*Work required*. When copying the entries below, leave out every picture and keep the rest exact.
● ● ● ● ●
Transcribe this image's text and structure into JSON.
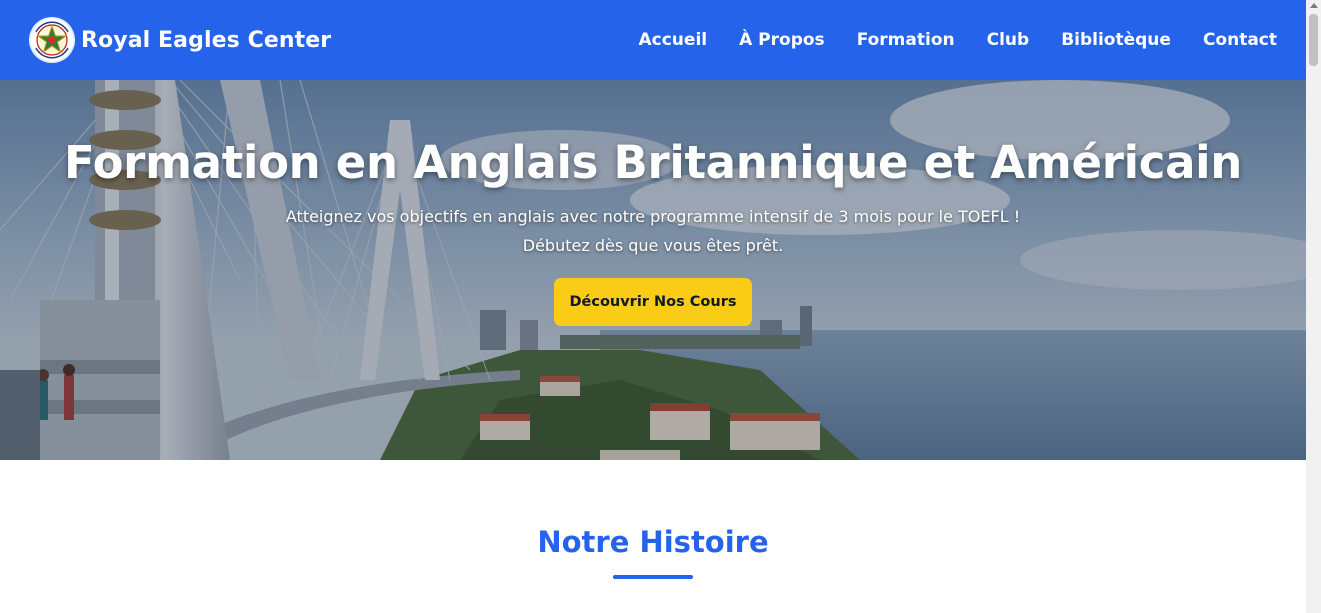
{
  "header": {
    "brand": "Royal Eagles Center",
    "logo_text": "ROYAL EAGLES CENTER",
    "nav": [
      "Accueil",
      "À Propos",
      "Formation",
      "Club",
      "Bibliotèque",
      "Contact"
    ]
  },
  "hero": {
    "title": "Formation en Anglais Britannique et Américain",
    "subtitle_line1": "Atteignez vos objectifs en anglais avec notre programme intensif de 3 mois pour le TOEFL !",
    "subtitle_line2": "Débutez dès que vous êtes prêt.",
    "cta": "Découvrir Nos Cours"
  },
  "section": {
    "title": "Notre Histoire"
  },
  "colors": {
    "primary": "#2563eb",
    "accent": "#facc15",
    "white": "#ffffff"
  }
}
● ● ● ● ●
*Your solution*.
Transcribe this image's text and structure into JSON.
{
  "header": {
    "brand": "Royal Eagles Center",
    "logo_text": "ROYAL EAGLES CENTER",
    "nav": [
      "Accueil",
      "À Propos",
      "Formation",
      "Club",
      "Bibliotèque",
      "Contact"
    ]
  },
  "hero": {
    "title": "Formation en Anglais Britannique et Américain",
    "subtitle_line1": "Atteignez vos objectifs en anglais avec notre programme intensif de 3 mois pour le TOEFL !",
    "subtitle_line2": "Débutez dès que vous êtes prêt.",
    "cta": "Découvrir Nos Cours"
  },
  "section": {
    "title": "Notre Histoire"
  },
  "colors": {
    "primary": "#2563eb",
    "accent": "#facc15",
    "white": "#ffffff"
  }
}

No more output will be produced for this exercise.